Introduction to Angular concepts Part 2
A template combines HTML with Angular markup that can modify HTML elements before they are displayed.
Template directives provide program logic.
Binding markup connects your application data and the DOM.
There are two types of data binding:
1. Event Binding
2. Property Binding
Event binding lets your app respond to user input in the target environment by updating your application data.
Property binding lets you interpolate values that are computed from your application data into the HTML.
Angular evaluates the directives before a view is displayed.
It resolves the binding syntax in the template to modify the HTML elements and the DOM, according to your program data and logic.
Angular supports two-way data binding, meaning that changes in the DOM, such as user choices, are also reflected in your program data.
Your templates can use pipes to improve the user experience by transforming values for display.

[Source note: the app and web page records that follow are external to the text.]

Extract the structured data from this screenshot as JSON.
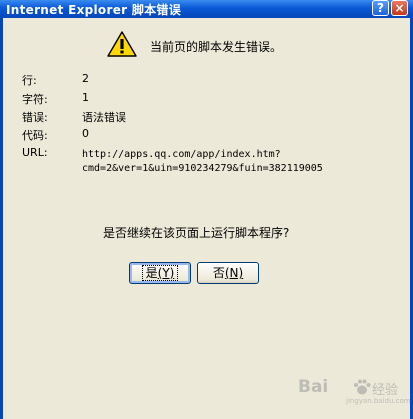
{
  "window": {
    "title": "Internet Explorer 脚本错误",
    "help_label": "?",
    "close_label": "×"
  },
  "dialog": {
    "message": "当前页的脚本发生错误。",
    "details": [
      {
        "label": "行:",
        "value": "2"
      },
      {
        "label": "字符:",
        "value": "1"
      },
      {
        "label": "错误:",
        "value": "语法错误"
      },
      {
        "label": "代码:",
        "value": "0"
      }
    ],
    "url_label": "URL:",
    "url_lines": [
      "http://apps.qq.com/app/index.htm?",
      "cmd=2&ver=1&uin=910234279&fuin=382119005"
    ],
    "question": "是否继续在该页面上运行脚本程序?",
    "yes_button": {
      "text": "是",
      "mnemonic": "(Y)"
    },
    "no_button": {
      "text": "否",
      "mnemonic": "(N)"
    }
  },
  "watermark": {
    "brand_left": "Bai",
    "brand_right": "经验",
    "url": "jingyan.baidu.com"
  }
}
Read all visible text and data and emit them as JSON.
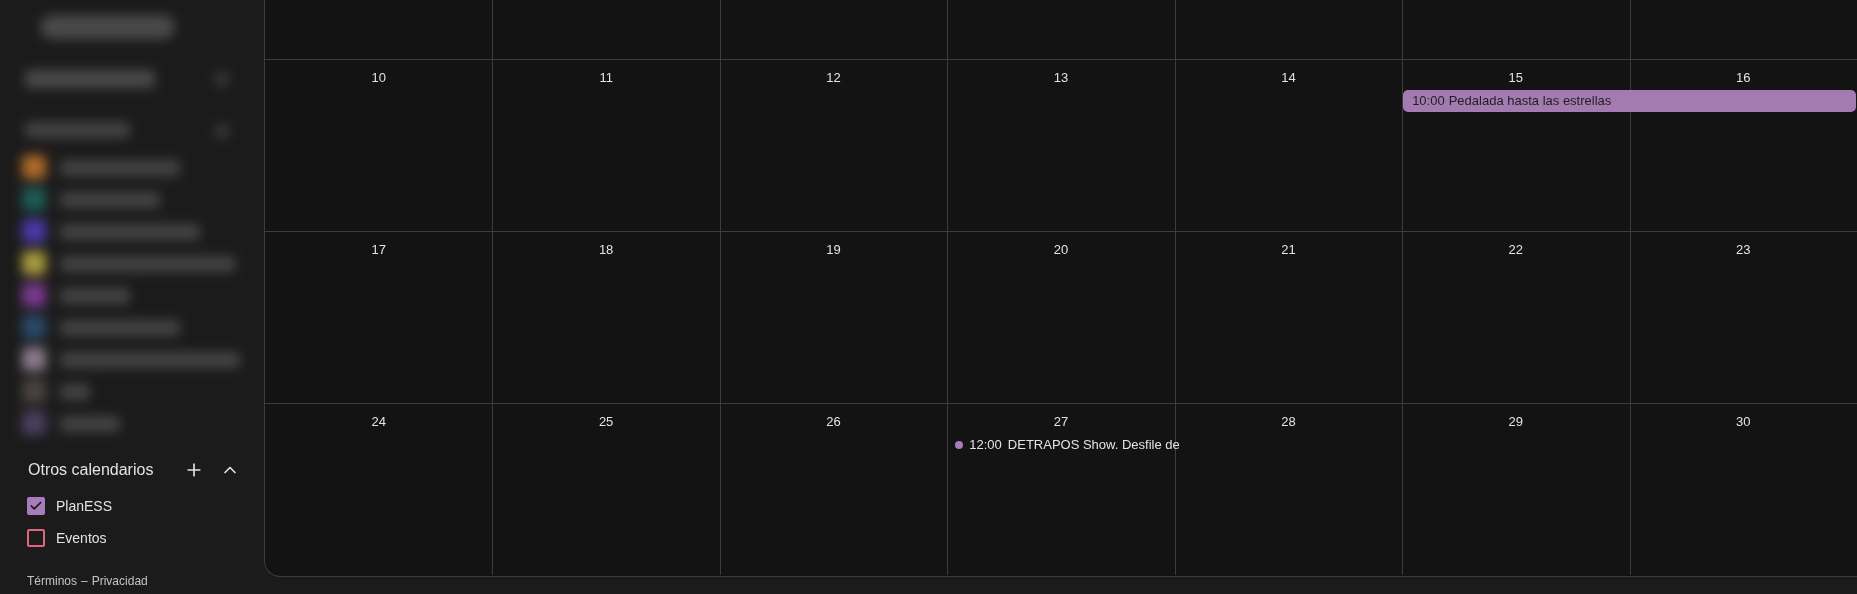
{
  "sidebar": {
    "other_calendars": {
      "title": "Otros calendarios",
      "expanded": true,
      "items": [
        {
          "label": "PlanESS",
          "checked": true,
          "color": "#a87cba"
        },
        {
          "label": "Eventos",
          "checked": false,
          "color": "#e0647f"
        }
      ]
    },
    "footer": {
      "terms": "Términos",
      "separator": "–",
      "privacy": "Privacidad"
    }
  },
  "calendar": {
    "weeks": [
      {
        "days": [
          {
            "date": "10"
          },
          {
            "date": "11"
          },
          {
            "date": "12"
          },
          {
            "date": "13"
          },
          {
            "date": "14"
          },
          {
            "date": "15",
            "events": [
              {
                "kind": "chip",
                "time": "10:00",
                "title": "Pedalada hasta las estrellas",
                "continues": true,
                "color": "#a37bb1"
              }
            ]
          },
          {
            "date": "16"
          }
        ]
      },
      {
        "days": [
          {
            "date": "17"
          },
          {
            "date": "18"
          },
          {
            "date": "19"
          },
          {
            "date": "20"
          },
          {
            "date": "21"
          },
          {
            "date": "22"
          },
          {
            "date": "23"
          }
        ]
      },
      {
        "days": [
          {
            "date": "24"
          },
          {
            "date": "25"
          },
          {
            "date": "26"
          },
          {
            "date": "27",
            "events": [
              {
                "kind": "dot",
                "time": "12:00",
                "title": "DETRAPOS Show. Desfile de",
                "color": "#a87cba"
              }
            ]
          },
          {
            "date": "28"
          },
          {
            "date": "29"
          },
          {
            "date": "30"
          }
        ]
      }
    ]
  }
}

For example, use pipes to display dates and currency values that are appropriate for a user’s locale.
Angular provides predefined pipes for common transformations, and you can also define your own pipes.

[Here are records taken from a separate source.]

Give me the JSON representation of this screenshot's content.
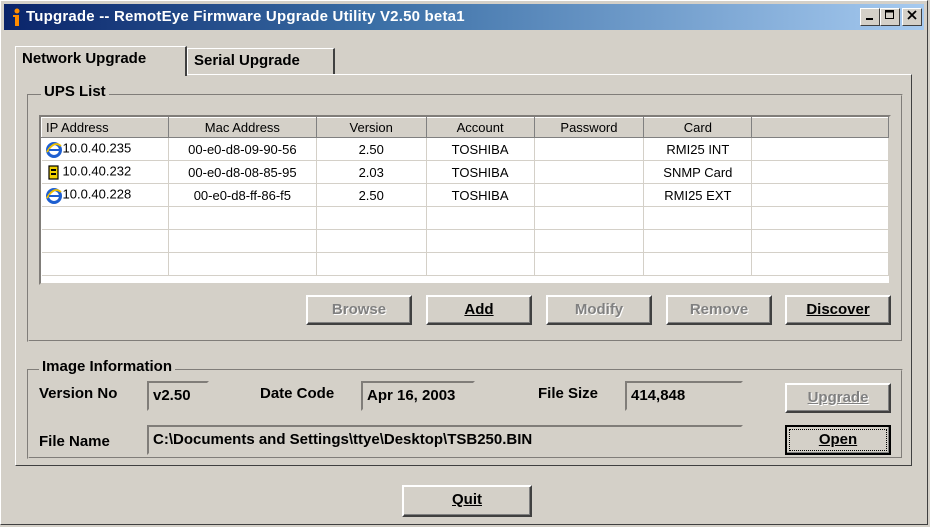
{
  "window": {
    "title": "Tupgrade -- RemotEye Firmware Upgrade Utility V2.50 beta1"
  },
  "tabs": [
    "Network Upgrade",
    "Serial Upgrade"
  ],
  "ups_list": {
    "label": "UPS List",
    "columns": [
      "IP Address",
      "Mac Address",
      "Version",
      "Account",
      "Password",
      "Card"
    ],
    "rows": [
      {
        "icon": "ie-globe-icon",
        "ip": "10.0.40.235",
        "mac": "00-e0-d8-09-90-56",
        "version": "2.50",
        "account": "TOSHIBA",
        "password": "",
        "card": "RMI25 INT"
      },
      {
        "icon": "snmp-card-icon",
        "ip": "10.0.40.232",
        "mac": "00-e0-d8-08-85-95",
        "version": "2.03",
        "account": "TOSHIBA",
        "password": "",
        "card": "SNMP Card"
      },
      {
        "icon": "ie-globe-icon",
        "ip": "10.0.40.228",
        "mac": "00-e0-d8-ff-86-f5",
        "version": "2.50",
        "account": "TOSHIBA",
        "password": "",
        "card": "RMI25 EXT"
      }
    ],
    "buttons": {
      "browse": "Browse",
      "add": "Add",
      "modify": "Modify",
      "remove": "Remove",
      "discover": "Discover"
    }
  },
  "image_info": {
    "label": "Image Information",
    "version_label": "Version No",
    "version_value": "v2.50",
    "date_label": "Date Code",
    "date_value": "Apr 16, 2003",
    "size_label": "File Size",
    "size_value": "414,848",
    "file_label": "File Name",
    "file_value": "C:\\Documents and Settings\\ttye\\Desktop\\TSB250.BIN",
    "upgrade_button": "Upgrade",
    "open_button": "Open"
  },
  "quit_button": "Quit",
  "colors": {
    "title_start": "#0a246a",
    "title_end": "#a6caf0",
    "face": "#d4d0c8",
    "disabled_text": "#808080"
  }
}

You create a service class for the data or logic that isn’t associated with a specific view, and that you want to share across components.
A service class definition is immediately preceded by the @Injectable() decorator.

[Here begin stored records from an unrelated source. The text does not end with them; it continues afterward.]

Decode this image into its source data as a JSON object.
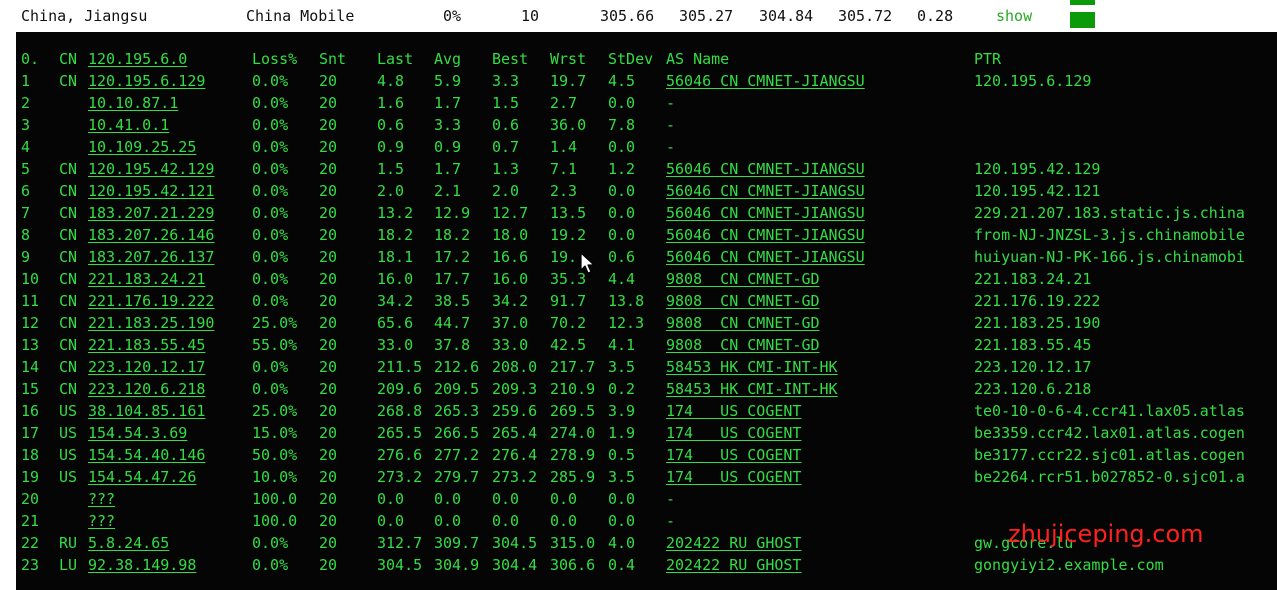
{
  "summary": {
    "location": "China, Jiangsu",
    "isp": "China Mobile",
    "loss": "0%",
    "sent": "10",
    "last": "305.66",
    "avg": "305.27",
    "best": "304.84",
    "worst": "305.72",
    "stdev": "0.28",
    "show_label": "show",
    "accent_color": "#0a9a0a"
  },
  "terminal": {
    "headers": {
      "hop": "0.",
      "cc": "CN",
      "host": "120.195.6.0",
      "loss": "Loss%",
      "snt": "Snt",
      "last": "Last",
      "avg": "Avg",
      "best": "Best",
      "wrst": "Wrst",
      "stdev": "StDev",
      "asname": "AS Name",
      "ptr": "PTR"
    },
    "rows": [
      {
        "hop": "1",
        "cc": "CN",
        "host": "120.195.6.129",
        "loss": "0.0%",
        "snt": "20",
        "last": "4.8",
        "avg": "5.9",
        "best": "3.3",
        "wrst": "19.7",
        "stdev": "4.5",
        "asname": "56046 CN CMNET-JIANGSU",
        "ptr": "120.195.6.129"
      },
      {
        "hop": "2",
        "cc": "",
        "host": "10.10.87.1",
        "loss": "0.0%",
        "snt": "20",
        "last": "1.6",
        "avg": "1.7",
        "best": "1.5",
        "wrst": "2.7",
        "stdev": "0.0",
        "asname": "-",
        "ptr": ""
      },
      {
        "hop": "3",
        "cc": "",
        "host": "10.41.0.1",
        "loss": "0.0%",
        "snt": "20",
        "last": "0.6",
        "avg": "3.3",
        "best": "0.6",
        "wrst": "36.0",
        "stdev": "7.8",
        "asname": "-",
        "ptr": ""
      },
      {
        "hop": "4",
        "cc": "",
        "host": "10.109.25.25",
        "loss": "0.0%",
        "snt": "20",
        "last": "0.9",
        "avg": "0.9",
        "best": "0.7",
        "wrst": "1.4",
        "stdev": "0.0",
        "asname": "-",
        "ptr": ""
      },
      {
        "hop": "5",
        "cc": "CN",
        "host": "120.195.42.129",
        "loss": "0.0%",
        "snt": "20",
        "last": "1.5",
        "avg": "1.7",
        "best": "1.3",
        "wrst": "7.1",
        "stdev": "1.2",
        "asname": "56046 CN CMNET-JIANGSU",
        "ptr": "120.195.42.129"
      },
      {
        "hop": "6",
        "cc": "CN",
        "host": "120.195.42.121",
        "loss": "0.0%",
        "snt": "20",
        "last": "2.0",
        "avg": "2.1",
        "best": "2.0",
        "wrst": "2.3",
        "stdev": "0.0",
        "asname": "56046 CN CMNET-JIANGSU",
        "ptr": "120.195.42.121"
      },
      {
        "hop": "7",
        "cc": "CN",
        "host": "183.207.21.229",
        "loss": "0.0%",
        "snt": "20",
        "last": "13.2",
        "avg": "12.9",
        "best": "12.7",
        "wrst": "13.5",
        "stdev": "0.0",
        "asname": "56046 CN CMNET-JIANGSU",
        "ptr": "229.21.207.183.static.js.china"
      },
      {
        "hop": "8",
        "cc": "CN",
        "host": "183.207.26.146",
        "loss": "0.0%",
        "snt": "20",
        "last": "18.2",
        "avg": "18.2",
        "best": "18.0",
        "wrst": "19.2",
        "stdev": "0.0",
        "asname": "56046 CN CMNET-JIANGSU",
        "ptr": "from-NJ-JNZSL-3.js.chinamobile"
      },
      {
        "hop": "9",
        "cc": "CN",
        "host": "183.207.26.137",
        "loss": "0.0%",
        "snt": "20",
        "last": "18.1",
        "avg": "17.2",
        "best": "16.6",
        "wrst": "19.",
        "stdev": "0.6",
        "asname": "56046 CN CMNET-JIANGSU",
        "ptr": "huiyuan-NJ-PK-166.js.chinamobi"
      },
      {
        "hop": "10",
        "cc": "CN",
        "host": "221.183.24.21",
        "loss": "0.0%",
        "snt": "20",
        "last": "16.0",
        "avg": "17.7",
        "best": "16.0",
        "wrst": "35.3",
        "stdev": "4.4",
        "asname": "9808  CN CMNET-GD",
        "ptr": "221.183.24.21"
      },
      {
        "hop": "11",
        "cc": "CN",
        "host": "221.176.19.222",
        "loss": "0.0%",
        "snt": "20",
        "last": "34.2",
        "avg": "38.5",
        "best": "34.2",
        "wrst": "91.7",
        "stdev": "13.8",
        "asname": "9808  CN CMNET-GD",
        "ptr": "221.176.19.222"
      },
      {
        "hop": "12",
        "cc": "CN",
        "host": "221.183.25.190",
        "loss": "25.0%",
        "snt": "20",
        "last": "65.6",
        "avg": "44.7",
        "best": "37.0",
        "wrst": "70.2",
        "stdev": "12.3",
        "asname": "9808  CN CMNET-GD",
        "ptr": "221.183.25.190"
      },
      {
        "hop": "13",
        "cc": "CN",
        "host": "221.183.55.45",
        "loss": "55.0%",
        "snt": "20",
        "last": "33.0",
        "avg": "37.8",
        "best": "33.0",
        "wrst": "42.5",
        "stdev": "4.1",
        "asname": "9808  CN CMNET-GD",
        "ptr": "221.183.55.45"
      },
      {
        "hop": "14",
        "cc": "CN",
        "host": "223.120.12.17",
        "loss": "0.0%",
        "snt": "20",
        "last": "211.5",
        "avg": "212.6",
        "best": "208.0",
        "wrst": "217.7",
        "stdev": "3.5",
        "asname": "58453 HK CMI-INT-HK",
        "ptr": "223.120.12.17"
      },
      {
        "hop": "15",
        "cc": "CN",
        "host": "223.120.6.218",
        "loss": "0.0%",
        "snt": "20",
        "last": "209.6",
        "avg": "209.5",
        "best": "209.3",
        "wrst": "210.9",
        "stdev": "0.2",
        "asname": "58453 HK CMI-INT-HK",
        "ptr": "223.120.6.218"
      },
      {
        "hop": "16",
        "cc": "US",
        "host": "38.104.85.161",
        "loss": "25.0%",
        "snt": "20",
        "last": "268.8",
        "avg": "265.3",
        "best": "259.6",
        "wrst": "269.5",
        "stdev": "3.9",
        "asname": "174   US COGENT",
        "ptr": "te0-10-0-6-4.ccr41.lax05.atlas"
      },
      {
        "hop": "17",
        "cc": "US",
        "host": "154.54.3.69",
        "loss": "15.0%",
        "snt": "20",
        "last": "265.5",
        "avg": "266.5",
        "best": "265.4",
        "wrst": "274.0",
        "stdev": "1.9",
        "asname": "174   US COGENT",
        "ptr": "be3359.ccr42.lax01.atlas.cogen"
      },
      {
        "hop": "18",
        "cc": "US",
        "host": "154.54.40.146",
        "loss": "50.0%",
        "snt": "20",
        "last": "276.6",
        "avg": "277.2",
        "best": "276.4",
        "wrst": "278.9",
        "stdev": "0.5",
        "asname": "174   US COGENT",
        "ptr": "be3177.ccr22.sjc01.atlas.cogen"
      },
      {
        "hop": "19",
        "cc": "US",
        "host": "154.54.47.26",
        "loss": "10.0%",
        "snt": "20",
        "last": "273.2",
        "avg": "279.7",
        "best": "273.2",
        "wrst": "285.9",
        "stdev": "3.5",
        "asname": "174   US COGENT",
        "ptr": "be2264.rcr51.b027852-0.sjc01.a"
      },
      {
        "hop": "20",
        "cc": "",
        "host": "???",
        "loss": "100.0",
        "snt": "20",
        "last": "0.0",
        "avg": "0.0",
        "best": "0.0",
        "wrst": "0.0",
        "stdev": "0.0",
        "asname": "-",
        "ptr": ""
      },
      {
        "hop": "21",
        "cc": "",
        "host": "???",
        "loss": "100.0",
        "snt": "20",
        "last": "0.0",
        "avg": "0.0",
        "best": "0.0",
        "wrst": "0.0",
        "stdev": "0.0",
        "asname": "-",
        "ptr": ""
      },
      {
        "hop": "22",
        "cc": "RU",
        "host": "5.8.24.65",
        "loss": "0.0%",
        "snt": "20",
        "last": "312.7",
        "avg": "309.7",
        "best": "304.5",
        "wrst": "315.0",
        "stdev": "4.0",
        "asname": "202422 RU GHOST",
        "ptr": "gw.gcore.lu"
      },
      {
        "hop": "23",
        "cc": "LU",
        "host": "92.38.149.98",
        "loss": "0.0%",
        "snt": "20",
        "last": "304.5",
        "avg": "304.9",
        "best": "304.4",
        "wrst": "306.6",
        "stdev": "0.4",
        "asname": "202422 RU GHOST",
        "ptr": "gongyiyi2.example.com"
      }
    ]
  },
  "watermark": "zhujiceping.com",
  "cursor_icon": "mouse-pointer-icon",
  "colors": {
    "terminal_bg": "#050505",
    "terminal_text": "#33dd44",
    "watermark": "#ff2020"
  }
}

The decorator provides the metadata that allows other providers to be injected as dependencies into your class.
Dependency injection (DI) lets you keep your component classes lean and efficient by delegating tasks to services.
They don’t fetch data from the server, validate user input, or log directly to the console.
They delegate such tasks to services.